One of the two default address blocks that are part of every Address Manager configuration is the Unique Local Address Space block. The Unique Local Address Space is similar to the RFC 1918 private address space blocks (10.0.0.0/8, 172.16.0.0/12, and 192.168.0.0/16).
Unique local addresses are useful for sites that aren't always connected to the Internet, or for sites that you want to have a distinct prefix to localize traffic internally. Routers with interfaces on a local network should be configured so that these addresses don't reach the Internet.

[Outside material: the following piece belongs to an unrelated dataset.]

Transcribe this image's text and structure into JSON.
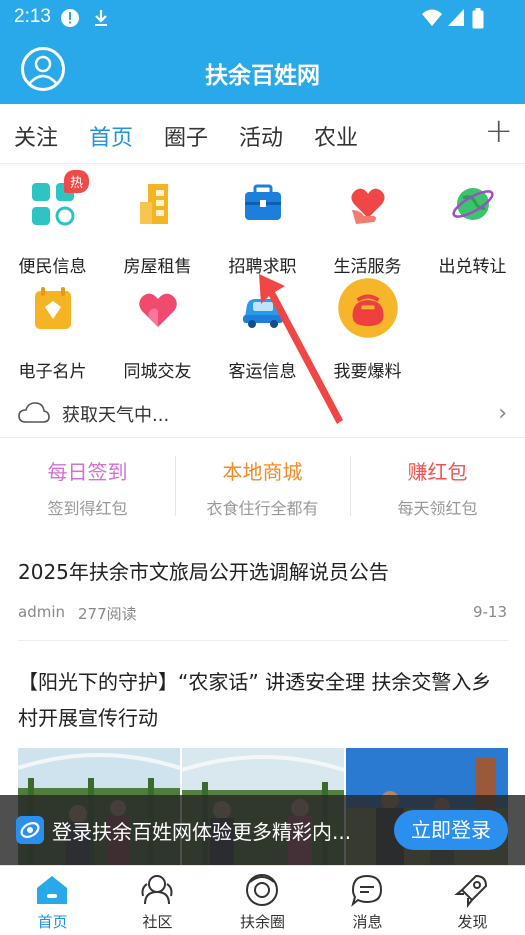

Similar to the way in which an IPv4 address is divided into a network ID and a host ID (and sometimes a subnet ID), an IPv6 address is divided into several sections: a prefix, a global ID, a subnet ID and an interface ID. The following table is adapted from RFC 4193.

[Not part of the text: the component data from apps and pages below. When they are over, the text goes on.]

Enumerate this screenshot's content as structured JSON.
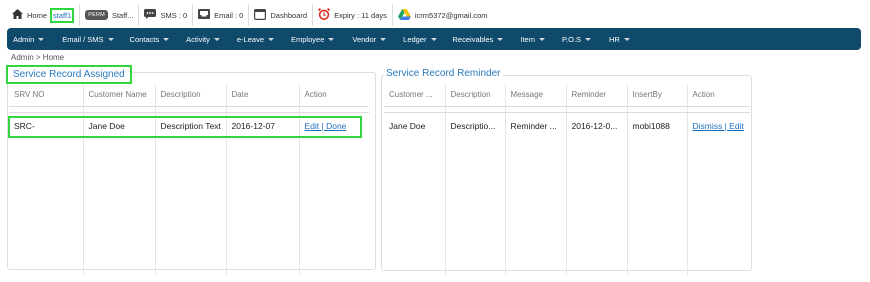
{
  "topbar": {
    "home_label": "Home",
    "staff_link": "staff1",
    "perm_badge": "PERM",
    "staff_label": "Staff...",
    "sms_label": "SMS : 0",
    "email_label": "Email : 0",
    "dashboard_label": "Dashboard",
    "expiry_label": "Expiry : 11 days",
    "account_email": "icrm5372@gmail.com"
  },
  "nav": [
    {
      "label": "Admin"
    },
    {
      "label": "Email / SMS"
    },
    {
      "label": "Contacts"
    },
    {
      "label": "Activity"
    },
    {
      "label": "e-Leave"
    },
    {
      "label": "Employee"
    },
    {
      "label": "Vendor"
    },
    {
      "label": "Ledger"
    },
    {
      "label": "Receivables"
    },
    {
      "label": "Item"
    },
    {
      "label": "P.O.S"
    },
    {
      "label": "HR"
    }
  ],
  "breadcrumb": "Admin > Home",
  "assigned": {
    "title": "Service Record Assigned",
    "columns": [
      "SRV NO",
      "Customer Name",
      "Description",
      "Date",
      "Action"
    ],
    "row": {
      "srv_no": "SRC-",
      "customer": "Jane Doe",
      "description": "Description Text",
      "date": "2016-12-07",
      "action": "Edit | Done"
    }
  },
  "reminder": {
    "title": "Service Record Reminder",
    "columns": [
      "Customer ...",
      "Description",
      "Message",
      "Reminder",
      "InsertBy",
      "Action"
    ],
    "row": {
      "customer": "Jane Doe",
      "description": "Descriptio...",
      "message": "Reminder ...",
      "reminder": "2016-12-0...",
      "insert_by": "mobi1088",
      "action": "Dismiss | Edit"
    }
  },
  "colors": {
    "nav_bg": "#0f4a6b",
    "title_blue": "#2b7bbd",
    "highlight_green": "#2fd63c",
    "expiry_red": "#e02b20"
  }
}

|Prefix||L||Global ID||Subnet ID||Interface ID|
|7 bits||1 bit||40 bits||16 bits||64 bits|
The first seven bits of a local IPv6 address (considered to be the prefix) are set to 1111110. The eighth bit is set to 1. Taken together this provides for an octet of 11111101, or FD in hex. This means that every IP address that's part of the Unique Local Address space begins with FD. The first 8 bits in hexadecimal form are FD00::/8.

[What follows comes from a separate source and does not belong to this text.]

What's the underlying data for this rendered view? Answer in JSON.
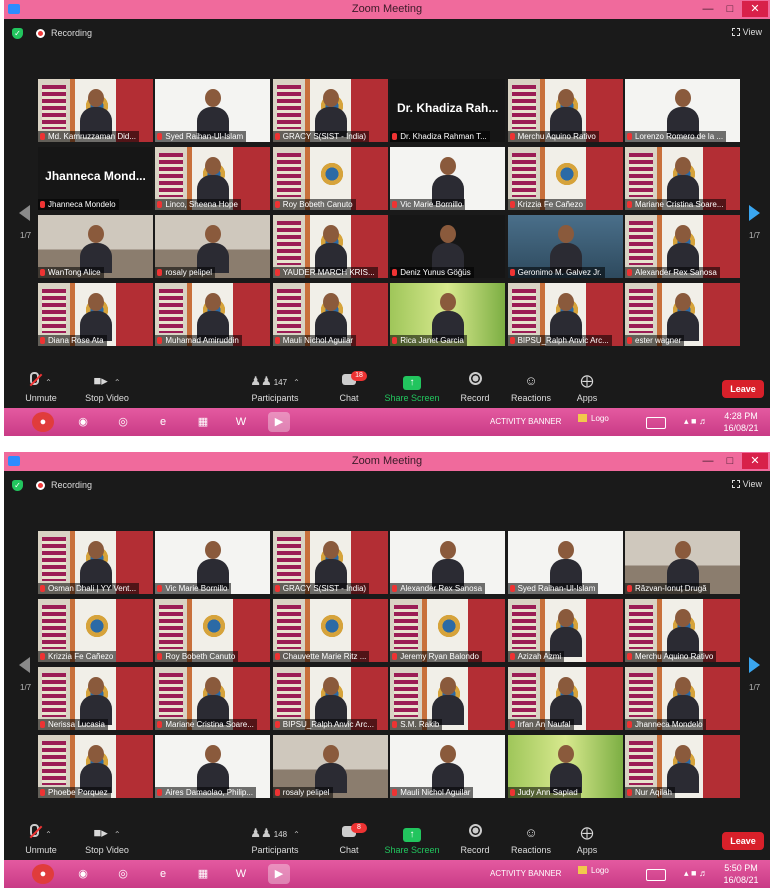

The next 40 bits of the address are known as the Global ID. This part of the address is generated by the administrator and it should be unique. Address Manager uses a randomization engine based on RFC 4193 to ensure uniqueness. The randomization is based on the Address Manager server’s MAC address. An example of the prefix and global ID is FD65:80F6:7DFE::/48.
The next 16 bits of the local address are known as the subnet ID. This portion can be subnetted into different sized blocks by the administrator, depending on the network requirements. The subnet ID generally consists of a series of blocks and networks.
The final 64 bits are known as the interface ID. This part is assigned to a host’s interface.